• WHAT IS EXPECTED:
The records below must be copied out completely and exactly.

Page and application data records:

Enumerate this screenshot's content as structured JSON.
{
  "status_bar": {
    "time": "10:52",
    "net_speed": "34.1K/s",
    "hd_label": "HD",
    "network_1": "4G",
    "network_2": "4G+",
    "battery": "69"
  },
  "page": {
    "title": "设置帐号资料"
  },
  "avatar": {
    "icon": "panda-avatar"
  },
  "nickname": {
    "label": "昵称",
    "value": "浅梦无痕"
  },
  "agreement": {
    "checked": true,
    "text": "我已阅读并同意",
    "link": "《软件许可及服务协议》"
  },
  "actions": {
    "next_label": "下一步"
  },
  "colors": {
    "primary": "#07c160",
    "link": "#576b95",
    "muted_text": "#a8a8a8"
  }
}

• COMPLETED EXERCISE:
Enumerate this screenshot's content as structured JSON.
{
  "status_bar": {
    "time": "10:52",
    "net_speed": "34.1K/s",
    "hd_label": "HD",
    "network_1": "4G",
    "network_2": "4G+",
    "battery": "69"
  },
  "page": {
    "title": "设置帐号资料"
  },
  "avatar": {
    "icon": "panda-avatar"
  },
  "nickname": {
    "label": "昵称",
    "value": "浅梦无痕"
  },
  "agreement": {
    "checked": true,
    "text": "我已阅读并同意",
    "link": "《软件许可及服务协议》"
  },
  "actions": {
    "next_label": "下一步"
  },
  "colors": {
    "primary": "#07c160",
    "link": "#576b95",
    "muted_text": "#a8a8a8"
  }
}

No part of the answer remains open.